_EXERCISE GOAL_:
Copy the listing exactly; drop the pictures.

_DATASET CONTENT_:
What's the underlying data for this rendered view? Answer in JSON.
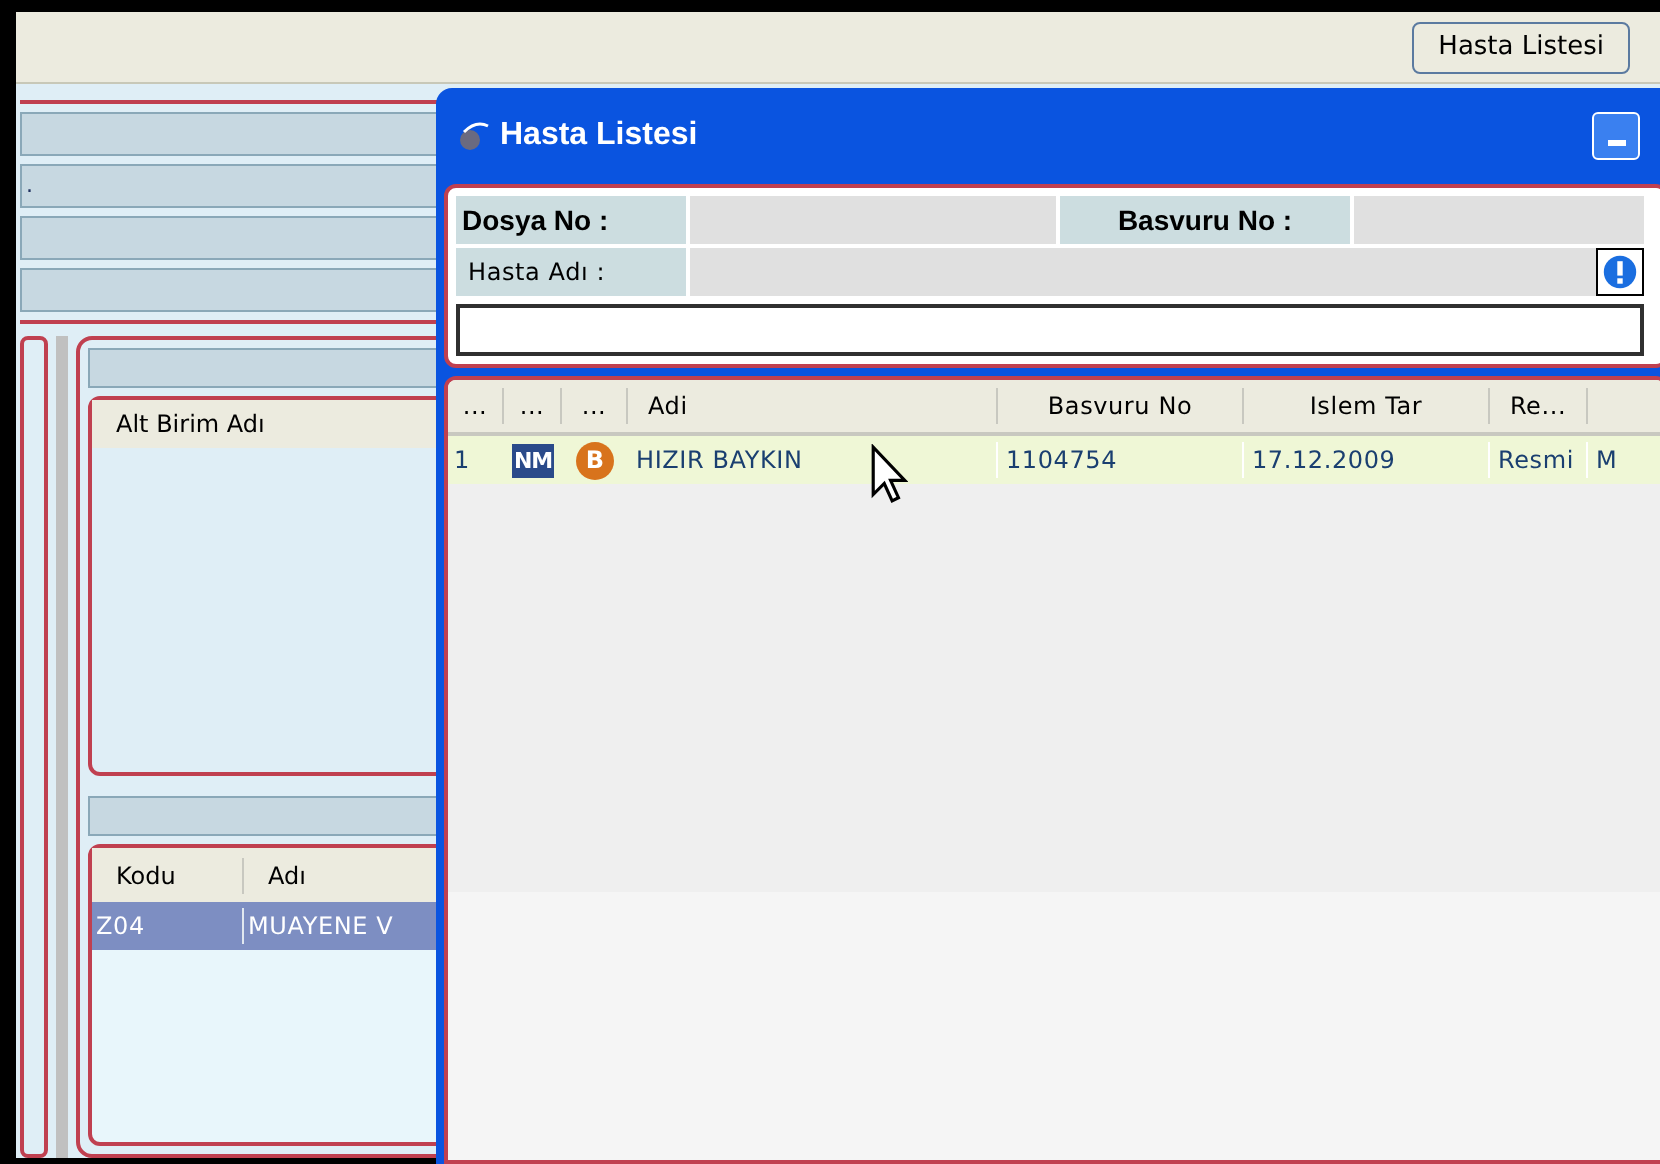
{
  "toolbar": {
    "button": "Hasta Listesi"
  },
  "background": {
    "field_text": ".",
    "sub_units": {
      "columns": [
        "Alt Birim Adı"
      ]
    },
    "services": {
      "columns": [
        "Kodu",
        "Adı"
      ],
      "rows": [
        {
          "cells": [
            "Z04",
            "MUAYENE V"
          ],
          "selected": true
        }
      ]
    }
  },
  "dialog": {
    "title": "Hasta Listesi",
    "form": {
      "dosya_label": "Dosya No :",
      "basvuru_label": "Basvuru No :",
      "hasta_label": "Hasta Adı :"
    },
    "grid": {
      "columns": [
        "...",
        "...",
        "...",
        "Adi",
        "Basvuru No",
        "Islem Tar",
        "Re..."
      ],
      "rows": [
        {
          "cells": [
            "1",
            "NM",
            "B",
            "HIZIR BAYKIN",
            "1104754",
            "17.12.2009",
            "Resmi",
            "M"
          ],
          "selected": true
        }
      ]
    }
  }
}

_EXERCISE ANSWER_:
What's the underlying data for this rendered view? Answer in JSON.
{
  "toolbar": {
    "button": "Hasta Listesi"
  },
  "background": {
    "field_text": ".",
    "sub_units": {
      "columns": [
        "Alt Birim Adı"
      ]
    },
    "services": {
      "columns": [
        "Kodu",
        "Adı"
      ],
      "rows": [
        {
          "cells": [
            "Z04",
            "MUAYENE V"
          ],
          "selected": true
        }
      ]
    }
  },
  "dialog": {
    "title": "Hasta Listesi",
    "form": {
      "dosya_label": "Dosya No :",
      "basvuru_label": "Basvuru No :",
      "hasta_label": "Hasta Adı :"
    },
    "grid": {
      "columns": [
        "...",
        "...",
        "...",
        "Adi",
        "Basvuru No",
        "Islem Tar",
        "Re..."
      ],
      "rows": [
        {
          "cells": [
            "1",
            "NM",
            "B",
            "HIZIR BAYKIN",
            "1104754",
            "17.12.2009",
            "Resmi",
            "M"
          ],
          "selected": true
        }
      ]
    }
  }
}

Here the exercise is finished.